AWPTI – workplace investigations Sydney and through-out NSW, QLD and Victoria. Workplace training national wide
Misconduct investigations, bullying investigations, harassment investigations & sexual harassment investigations, complaint investigations, grievance investigations

Anti-bullying laws disciplinary process

www.awpti.com.au
http://awpti.com.au/investigations/

The author Phil O’Brien is a highly experienced and skilled workplace investigator and trainer who can take the stress out of conducting workplace investigations into bullying, harassment, sexual harassment, discrimination and other forms of misconduct.

You can contact me on 02 9674 4279 or phil@awpti.com.au

This is general information only. It does not replace advice from a qualified workplace investigator in your state or territory.  It is recommended that should you encounter complaints in the workplace that you seek advice from suitability qualified and experienced workplace investigators.

Anti-bullying laws disciplinary process

Workplace Harassment Training Sydney NSW

Workplace Harassment Training Sydney NSW – AWPTI can assist you with training sessions that address Workplace Harassment and Sexual Harassment

Incident and complaints of Harassment and Sexual Harassment in the workplace are commonplace and it is recommended that employees respond in a timely and professional manner. Employers have a duty of care to provide a workplace that is free from Harassment and Sexual Harassment. Having effective and up to date training in place can assist you to satisfy your duty of care.

Harassment is when someone is made to feel humiliated, offended or intimidated because of their race, colour, national or ethnic origin, sex, disability, sexual preference or some other characteristic specified under anti-discrimination or human rights legislation.

Harassment can range from serious to a less serious nature. It may be a number of incidents or a single act.  Harassment can be conducted by one person or a group of people. It may be verbal or nonverbal and it may be subtle or openly hostile.

Harassment does not have to be directed towards a person to be considered harassment.  For example a racially hostile working environment where offensive jokes and taunts are part of the accepted culture is a form of harassment.  A person working in such an environment has the right to complain, even if the conduct in question was not specifically targeted at them.

Sexual harassment is any unwanted or unwelcome sexual behaviour which makes a person feel offended or humiliated. It has nothing to do with mutual attraction or consensual behaviour.

COURSE AIMS

The session aims to provide practical skills to help enable your staff and managers to recognise what is and what is not harassment and sexual harassment and to offer strategies to deal with harassment and sexual harassment in the workplace.

 LEARNING OUTCOMES

At the end of the workshop participants should be able to:

  • Understand and identify what is and what is not harassment and sexual harassment in the workplace
  • To gain an insight in to why people harass and sexually harass and what you can do about it
  • Provide examples of workplace harassment and sexual harassment.
  • Understand the legal ramifications of harassment and sexual harassment in the workplace
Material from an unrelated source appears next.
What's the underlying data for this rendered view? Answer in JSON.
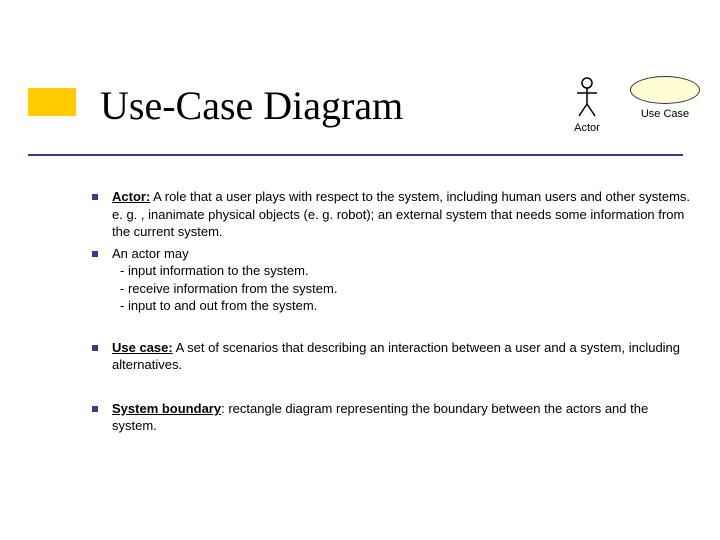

Workplace Harassment Training Sydney NSW

The course is divided in six parts;

Part One: What is workplace harassment and sexual harassment

Part Two: What should you do
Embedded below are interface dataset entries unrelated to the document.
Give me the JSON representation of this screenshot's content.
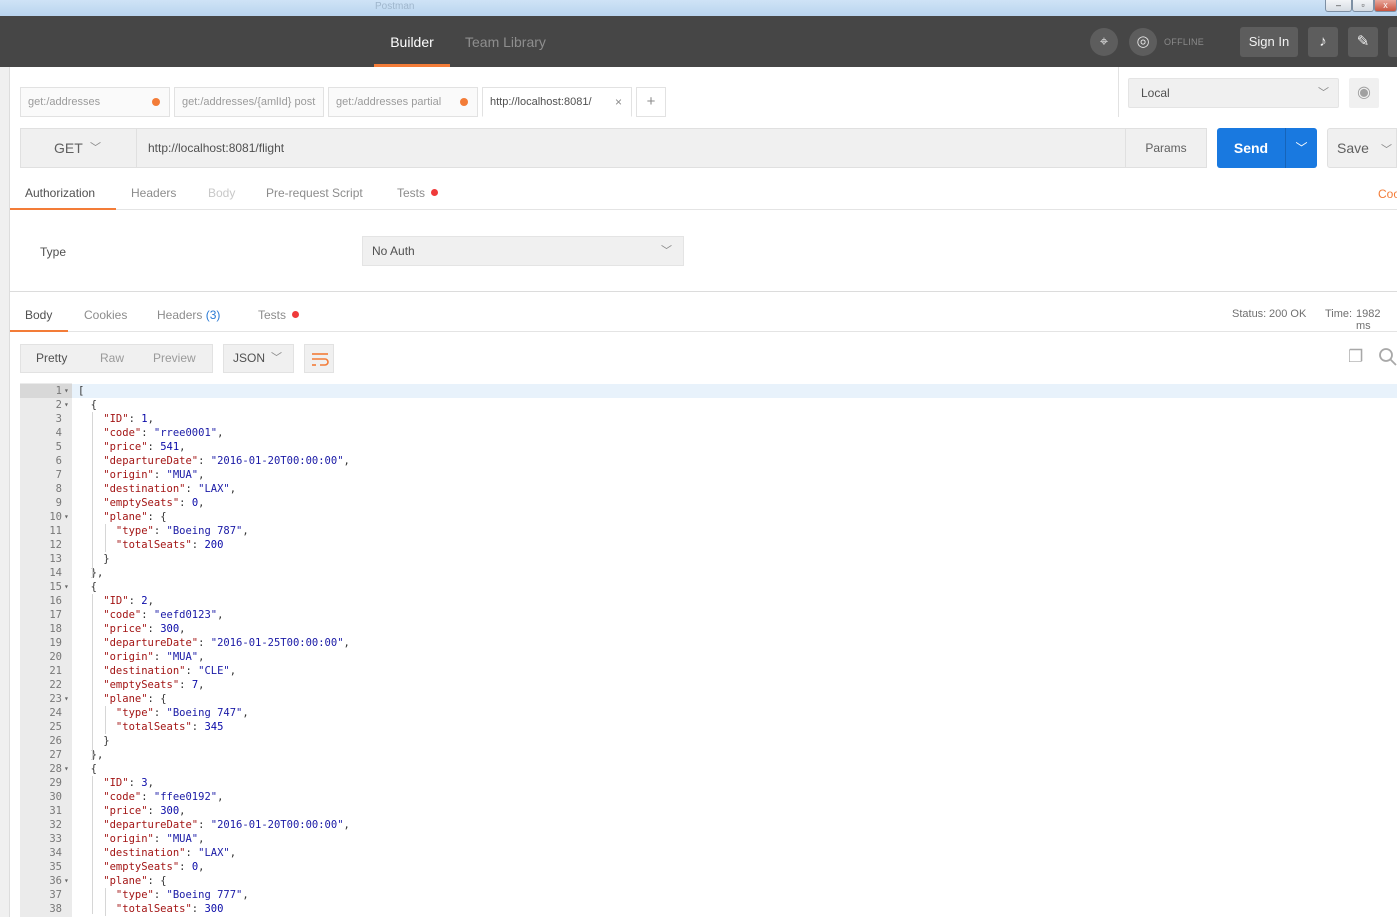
{
  "window": {
    "title": "Postman"
  },
  "appbar": {
    "nav": [
      "Builder",
      "Team Library"
    ],
    "offline_label": "OFFLINE",
    "sign_in": "Sign In"
  },
  "tabs": [
    {
      "label": "get:/addresses",
      "dirty": true
    },
    {
      "label": "get:/addresses/{amlId} post",
      "dirty": false
    },
    {
      "label": "get:/addresses partial",
      "dirty": true
    },
    {
      "label": "http://localhost:8081/",
      "active": true,
      "close": "×"
    }
  ],
  "add_tab": "+",
  "environment": {
    "selected": "Local"
  },
  "request": {
    "method": "GET",
    "url": "http://localhost:8081/flight",
    "params_label": "Params",
    "send_label": "Send",
    "save_label": "Save"
  },
  "request_tabs": [
    "Authorization",
    "Headers",
    "Body",
    "Pre-request Script",
    "Tests"
  ],
  "code_link": "Coo",
  "auth": {
    "type_label": "Type",
    "type_value": "No Auth"
  },
  "response_tabs": {
    "body": "Body",
    "cookies": "Cookies",
    "headers": "Headers",
    "headers_count": "(3)",
    "tests": "Tests"
  },
  "response_status": {
    "status_label": "Status:",
    "status_value": "200 OK",
    "time_label": "Time:",
    "time_value": "1982 ms"
  },
  "response_toolbar": {
    "formats": [
      "Pretty",
      "Raw",
      "Preview"
    ],
    "language": "JSON"
  },
  "icons": {
    "appbar": [
      "satellite-icon",
      "sync-icon",
      "bell-icon",
      "wrench-icon"
    ],
    "response": [
      "wrap-lines-icon",
      "copy-icon",
      "search-icon"
    ]
  },
  "colors": {
    "accent": "#f37c38",
    "send": "#1979e0",
    "appbar": "#464646",
    "link": "#2a7ad5",
    "dot": "#ef3a3a"
  },
  "response_lines": [
    [
      {
        "t": "p",
        "v": "["
      }
    ],
    [
      {
        "t": "p",
        "v": "  {"
      }
    ],
    [
      {
        "t": "k",
        "v": "    \"ID\""
      },
      {
        "t": "p",
        "v": ": "
      },
      {
        "t": "n",
        "v": "1"
      },
      {
        "t": "p",
        "v": ","
      }
    ],
    [
      {
        "t": "k",
        "v": "    \"code\""
      },
      {
        "t": "p",
        "v": ": "
      },
      {
        "t": "s",
        "v": "\"rree0001\""
      },
      {
        "t": "p",
        "v": ","
      }
    ],
    [
      {
        "t": "k",
        "v": "    \"price\""
      },
      {
        "t": "p",
        "v": ": "
      },
      {
        "t": "n",
        "v": "541"
      },
      {
        "t": "p",
        "v": ","
      }
    ],
    [
      {
        "t": "k",
        "v": "    \"departureDate\""
      },
      {
        "t": "p",
        "v": ": "
      },
      {
        "t": "s",
        "v": "\"2016-01-20T00:00:00\""
      },
      {
        "t": "p",
        "v": ","
      }
    ],
    [
      {
        "t": "k",
        "v": "    \"origin\""
      },
      {
        "t": "p",
        "v": ": "
      },
      {
        "t": "s",
        "v": "\"MUA\""
      },
      {
        "t": "p",
        "v": ","
      }
    ],
    [
      {
        "t": "k",
        "v": "    \"destination\""
      },
      {
        "t": "p",
        "v": ": "
      },
      {
        "t": "s",
        "v": "\"LAX\""
      },
      {
        "t": "p",
        "v": ","
      }
    ],
    [
      {
        "t": "k",
        "v": "    \"emptySeats\""
      },
      {
        "t": "p",
        "v": ": "
      },
      {
        "t": "n",
        "v": "0"
      },
      {
        "t": "p",
        "v": ","
      }
    ],
    [
      {
        "t": "k",
        "v": "    \"plane\""
      },
      {
        "t": "p",
        "v": ": {"
      }
    ],
    [
      {
        "t": "k",
        "v": "      \"type\""
      },
      {
        "t": "p",
        "v": ": "
      },
      {
        "t": "s",
        "v": "\"Boeing 787\""
      },
      {
        "t": "p",
        "v": ","
      }
    ],
    [
      {
        "t": "k",
        "v": "      \"totalSeats\""
      },
      {
        "t": "p",
        "v": ": "
      },
      {
        "t": "n",
        "v": "200"
      }
    ],
    [
      {
        "t": "p",
        "v": "    }"
      }
    ],
    [
      {
        "t": "p",
        "v": "  },"
      }
    ],
    [
      {
        "t": "p",
        "v": "  {"
      }
    ],
    [
      {
        "t": "k",
        "v": "    \"ID\""
      },
      {
        "t": "p",
        "v": ": "
      },
      {
        "t": "n",
        "v": "2"
      },
      {
        "t": "p",
        "v": ","
      }
    ],
    [
      {
        "t": "k",
        "v": "    \"code\""
      },
      {
        "t": "p",
        "v": ": "
      },
      {
        "t": "s",
        "v": "\"eefd0123\""
      },
      {
        "t": "p",
        "v": ","
      }
    ],
    [
      {
        "t": "k",
        "v": "    \"price\""
      },
      {
        "t": "p",
        "v": ": "
      },
      {
        "t": "n",
        "v": "300"
      },
      {
        "t": "p",
        "v": ","
      }
    ],
    [
      {
        "t": "k",
        "v": "    \"departureDate\""
      },
      {
        "t": "p",
        "v": ": "
      },
      {
        "t": "s",
        "v": "\"2016-01-25T00:00:00\""
      },
      {
        "t": "p",
        "v": ","
      }
    ],
    [
      {
        "t": "k",
        "v": "    \"origin\""
      },
      {
        "t": "p",
        "v": ": "
      },
      {
        "t": "s",
        "v": "\"MUA\""
      },
      {
        "t": "p",
        "v": ","
      }
    ],
    [
      {
        "t": "k",
        "v": "    \"destination\""
      },
      {
        "t": "p",
        "v": ": "
      },
      {
        "t": "s",
        "v": "\"CLE\""
      },
      {
        "t": "p",
        "v": ","
      }
    ],
    [
      {
        "t": "k",
        "v": "    \"emptySeats\""
      },
      {
        "t": "p",
        "v": ": "
      },
      {
        "t": "n",
        "v": "7"
      },
      {
        "t": "p",
        "v": ","
      }
    ],
    [
      {
        "t": "k",
        "v": "    \"plane\""
      },
      {
        "t": "p",
        "v": ": {"
      }
    ],
    [
      {
        "t": "k",
        "v": "      \"type\""
      },
      {
        "t": "p",
        "v": ": "
      },
      {
        "t": "s",
        "v": "\"Boeing 747\""
      },
      {
        "t": "p",
        "v": ","
      }
    ],
    [
      {
        "t": "k",
        "v": "      \"totalSeats\""
      },
      {
        "t": "p",
        "v": ": "
      },
      {
        "t": "n",
        "v": "345"
      }
    ],
    [
      {
        "t": "p",
        "v": "    }"
      }
    ],
    [
      {
        "t": "p",
        "v": "  },"
      }
    ],
    [
      {
        "t": "p",
        "v": "  {"
      }
    ],
    [
      {
        "t": "k",
        "v": "    \"ID\""
      },
      {
        "t": "p",
        "v": ": "
      },
      {
        "t": "n",
        "v": "3"
      },
      {
        "t": "p",
        "v": ","
      }
    ],
    [
      {
        "t": "k",
        "v": "    \"code\""
      },
      {
        "t": "p",
        "v": ": "
      },
      {
        "t": "s",
        "v": "\"ffee0192\""
      },
      {
        "t": "p",
        "v": ","
      }
    ],
    [
      {
        "t": "k",
        "v": "    \"price\""
      },
      {
        "t": "p",
        "v": ": "
      },
      {
        "t": "n",
        "v": "300"
      },
      {
        "t": "p",
        "v": ","
      }
    ],
    [
      {
        "t": "k",
        "v": "    \"departureDate\""
      },
      {
        "t": "p",
        "v": ": "
      },
      {
        "t": "s",
        "v": "\"2016-01-20T00:00:00\""
      },
      {
        "t": "p",
        "v": ","
      }
    ],
    [
      {
        "t": "k",
        "v": "    \"origin\""
      },
      {
        "t": "p",
        "v": ": "
      },
      {
        "t": "s",
        "v": "\"MUA\""
      },
      {
        "t": "p",
        "v": ","
      }
    ],
    [
      {
        "t": "k",
        "v": "    \"destination\""
      },
      {
        "t": "p",
        "v": ": "
      },
      {
        "t": "s",
        "v": "\"LAX\""
      },
      {
        "t": "p",
        "v": ","
      }
    ],
    [
      {
        "t": "k",
        "v": "    \"emptySeats\""
      },
      {
        "t": "p",
        "v": ": "
      },
      {
        "t": "n",
        "v": "0"
      },
      {
        "t": "p",
        "v": ","
      }
    ],
    [
      {
        "t": "k",
        "v": "    \"plane\""
      },
      {
        "t": "p",
        "v": ": {"
      }
    ],
    [
      {
        "t": "k",
        "v": "      \"type\""
      },
      {
        "t": "p",
        "v": ": "
      },
      {
        "t": "s",
        "v": "\"Boeing 777\""
      },
      {
        "t": "p",
        "v": ","
      }
    ],
    [
      {
        "t": "k",
        "v": "      \"totalSeats\""
      },
      {
        "t": "p",
        "v": ": "
      },
      {
        "t": "n",
        "v": "300"
      }
    ]
  ],
  "fold_lines": [
    1,
    2,
    10,
    15,
    23,
    28,
    36
  ]
}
Part Three: Behaviours in the workplace

Part Four: Power Emotion and Self Control

Part Five: Legal Responsibilities

The course can be run and a time and location to suit you and your employees, a method preferred by a number of our clients is to run it as a ‘Lunch & Learn’ session.

AWPTI can also assist you with training sessions that address Workplace bullying and discrimination. Check out our blog and other pages for more information about workplace bullying and how we can assist with bullying investigations –  http://awpti.com.au/investigations/

If you would like more details, please contact us – enquiries@awpti.com.au

AWPTI – Workplace training Sydney and through-out NSW  and national wide
Misconduct training, bullying training, harassment training & sexual harassment training

www.awpti.com.au